The public onsens
The public onsen rooms, one for females and another for males, located in the basement of the building, are available for public use from most of the afternoon and evening. During dinner timings, the onsens will be cleaned and when it re-opens at 9pm, ryokan guests are able to close it up (first-come-first-serve, using indicative boards shown at level 1) for private use.
Before dinner, I made my way to the female onsen area and I was pleased to find that it was empty! The female onsen area was pretty small, one dressing table with three or four showers and a small indoor pool. There’s also an outdoor onsen pool facing the ocean but it was raining so I didn’t stay long outside.
After dinner, when the public onsens were available for private use, I went ahead to book and use the male-side of their onsen. Surprisingly, the male indoor onsen pool was bigger, almost double the size of the female’s! They also had 2 seats at the dresser. I think you can make the best out of your stay by maximising and planning your strategy to try both onsens.
Meals at Isaribi Ryokan
If you’re planning to stay at Isaribi, I would highly recommend getting half-board which includes dinner. Not only because it’s hard to get food in the area (unless you’re driving), but also because the dinner made our first ryokan stay experience more memorable! We were given a choice of dinner start time and we decided to start at the earliest possible time which was 6.30pm. I was just soaking at the public onsen before dinner started and when I returned to the room, I was shocked by the number of appetizers we had on the table. It looked like a full sashimi course but we still had 9 courses after appetizers. The sashimi itself was extremely fresh and not fishy at all.
Although we were extremely full (the lesson is, come prepared with a big appetite!), we ended up finishing all 10 courses served because everything was delicious & well prepared! We ate everything from nabe (Japanese hot pot) to ochazuke, a dish in which hot tea is poured over cooked rice and raw fish. Of course, we also had dessert to top the meal off. Each course was served separately and the ryokan staff came back to our room to clear the previous course and serve the next one at good time intervals. I think it took us around 1-1.5 hours to finish the whole course.
Similar to dinner, we were also given a choice for the timing of breakfast service and we chose to have it served at 10am – the latest possible timing.
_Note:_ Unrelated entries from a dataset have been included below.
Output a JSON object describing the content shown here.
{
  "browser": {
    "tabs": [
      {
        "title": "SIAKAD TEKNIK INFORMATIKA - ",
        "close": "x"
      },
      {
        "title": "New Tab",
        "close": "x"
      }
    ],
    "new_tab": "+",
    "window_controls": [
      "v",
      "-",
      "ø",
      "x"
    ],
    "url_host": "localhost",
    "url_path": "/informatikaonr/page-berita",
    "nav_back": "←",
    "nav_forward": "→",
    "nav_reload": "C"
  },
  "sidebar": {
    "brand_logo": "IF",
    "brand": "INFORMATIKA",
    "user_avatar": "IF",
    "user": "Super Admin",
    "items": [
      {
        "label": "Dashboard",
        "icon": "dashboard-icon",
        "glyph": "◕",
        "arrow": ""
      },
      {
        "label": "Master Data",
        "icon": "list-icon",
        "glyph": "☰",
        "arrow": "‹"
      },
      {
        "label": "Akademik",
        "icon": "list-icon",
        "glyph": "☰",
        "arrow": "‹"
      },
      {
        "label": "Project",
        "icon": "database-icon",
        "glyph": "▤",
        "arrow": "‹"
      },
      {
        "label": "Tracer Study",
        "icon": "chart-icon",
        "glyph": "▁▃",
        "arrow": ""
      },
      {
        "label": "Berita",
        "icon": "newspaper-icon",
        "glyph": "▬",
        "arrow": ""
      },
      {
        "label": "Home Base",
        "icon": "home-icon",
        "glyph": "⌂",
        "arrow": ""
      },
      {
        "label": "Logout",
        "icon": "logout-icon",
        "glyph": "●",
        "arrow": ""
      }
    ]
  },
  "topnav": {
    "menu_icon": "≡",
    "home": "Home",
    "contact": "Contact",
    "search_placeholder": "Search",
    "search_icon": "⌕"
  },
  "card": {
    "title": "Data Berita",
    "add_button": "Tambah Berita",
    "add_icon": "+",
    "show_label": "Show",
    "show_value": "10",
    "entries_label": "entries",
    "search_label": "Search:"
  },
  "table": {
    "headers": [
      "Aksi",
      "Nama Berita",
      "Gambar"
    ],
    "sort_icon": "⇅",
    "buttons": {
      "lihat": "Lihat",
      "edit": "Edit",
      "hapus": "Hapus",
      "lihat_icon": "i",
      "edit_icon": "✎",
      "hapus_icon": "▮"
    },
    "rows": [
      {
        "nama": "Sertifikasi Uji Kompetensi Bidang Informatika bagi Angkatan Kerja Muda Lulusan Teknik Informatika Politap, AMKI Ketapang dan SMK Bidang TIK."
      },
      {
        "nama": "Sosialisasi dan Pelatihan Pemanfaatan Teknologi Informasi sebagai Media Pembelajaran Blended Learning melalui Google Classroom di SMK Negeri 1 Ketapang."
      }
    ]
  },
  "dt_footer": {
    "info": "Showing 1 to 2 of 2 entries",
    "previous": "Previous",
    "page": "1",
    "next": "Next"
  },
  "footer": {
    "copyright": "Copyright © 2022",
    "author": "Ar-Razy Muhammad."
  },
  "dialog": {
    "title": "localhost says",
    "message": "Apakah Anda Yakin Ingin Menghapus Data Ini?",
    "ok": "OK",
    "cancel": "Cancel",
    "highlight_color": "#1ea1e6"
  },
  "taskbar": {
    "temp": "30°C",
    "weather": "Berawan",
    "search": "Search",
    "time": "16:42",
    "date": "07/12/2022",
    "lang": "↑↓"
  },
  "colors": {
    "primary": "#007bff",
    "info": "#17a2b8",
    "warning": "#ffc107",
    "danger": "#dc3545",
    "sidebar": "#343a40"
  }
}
This gave us time to wake up late if we wanted or if we ended up waking early, enough time to have a soak in the onsen before breakfast. Around 30 minutes before the start of breakfast, the staff came to our room to clear the futons and set up the dining table.
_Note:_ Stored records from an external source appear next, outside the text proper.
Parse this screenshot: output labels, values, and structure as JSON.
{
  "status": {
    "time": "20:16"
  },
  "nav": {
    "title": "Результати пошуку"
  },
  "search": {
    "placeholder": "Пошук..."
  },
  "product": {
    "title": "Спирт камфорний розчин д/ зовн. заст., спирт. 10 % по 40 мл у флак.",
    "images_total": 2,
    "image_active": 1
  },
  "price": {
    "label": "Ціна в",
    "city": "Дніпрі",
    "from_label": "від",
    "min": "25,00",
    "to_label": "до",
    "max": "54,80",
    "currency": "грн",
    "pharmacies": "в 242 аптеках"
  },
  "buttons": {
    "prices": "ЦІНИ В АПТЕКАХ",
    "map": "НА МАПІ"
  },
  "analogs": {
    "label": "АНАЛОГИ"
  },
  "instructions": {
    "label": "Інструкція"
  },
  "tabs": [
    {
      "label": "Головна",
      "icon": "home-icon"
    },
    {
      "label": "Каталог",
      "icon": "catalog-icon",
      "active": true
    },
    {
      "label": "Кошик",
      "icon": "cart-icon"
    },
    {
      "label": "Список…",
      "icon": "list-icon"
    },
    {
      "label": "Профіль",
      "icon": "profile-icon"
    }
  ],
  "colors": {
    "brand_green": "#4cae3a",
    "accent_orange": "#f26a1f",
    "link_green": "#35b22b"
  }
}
Breakfast was not as lavish as dinner, but it was still an interesting experience as we were served with local, traditional Japanese bento breakfast. The whole meal was served in one go, unlike dinner but still had plenty of dishes for each person. Personally I did not enjoy the breakfast as much as the dinner because some of the dishes are harder to appreciate – we didn’t even know what each dish was as unlike dinner, the staff did not come in to explain each item.
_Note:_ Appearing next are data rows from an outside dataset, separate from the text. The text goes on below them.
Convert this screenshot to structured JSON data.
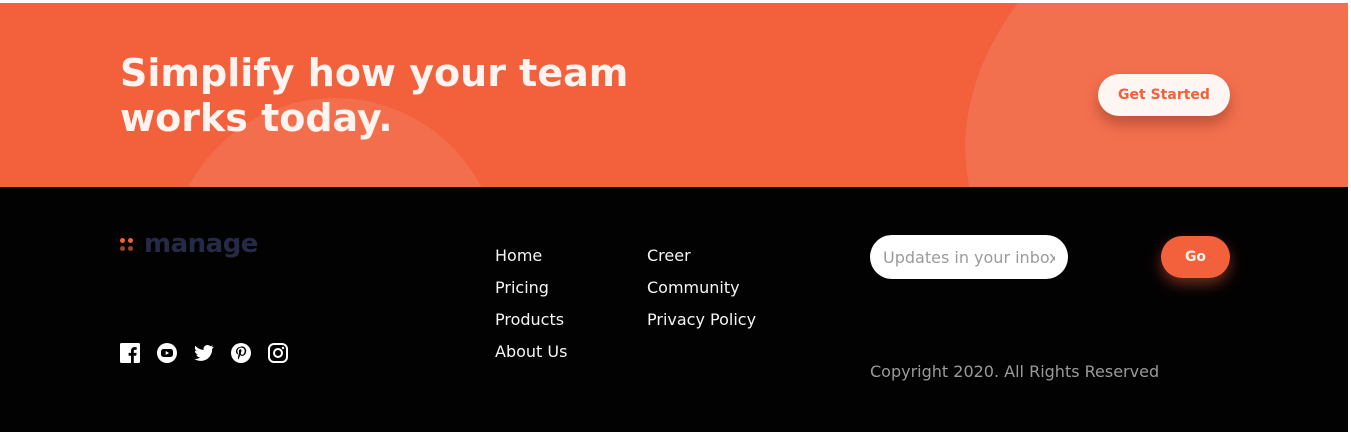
{
  "cta": {
    "headline_line1": "Simplify how your team",
    "headline_line2": "works today.",
    "button_label": "Get Started",
    "bg_color": "#f2603c"
  },
  "footer": {
    "logo_text": "manage",
    "socials": [
      {
        "icon": "facebook-icon"
      },
      {
        "icon": "youtube-icon"
      },
      {
        "icon": "twitter-icon"
      },
      {
        "icon": "pinterest-icon"
      },
      {
        "icon": "instagram-icon"
      }
    ],
    "nav_col1": [
      "Home",
      "Pricing",
      "Products",
      "About Us"
    ],
    "nav_col2": [
      "Creer",
      "Community",
      "Privacy Policy"
    ],
    "newsletter": {
      "placeholder": "Updates in your inbox.",
      "value": ""
    },
    "go_label": "Go",
    "copyright": "Copyright 2020. All Rights Reserved"
  }
}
Other common areas
Other than your room and the public onsens, you can also spend some time relaxing with a glass of tea or coffee of choice while enjoying the view at the lobby area. For ryokan stay bookings in rooms without in-room dining service, you can also enjoy dinner at the hotel’s small public dining room.
For a ryokan stay that cost us around 300 SGD per person for one night, I would say that it was very worth it considering the food, service and relaxation we enjoyed. One night is more than enough to fully enjoy the facilities offered. For those who really need a break from the busy city life and are looking for a peaceful place to disconnect, I would definitely recommend a stay at this ryokan! Find out more about Isaribi Ryokan, check other reviews and make a booking, you can do so via my link if you’d like to support my blog.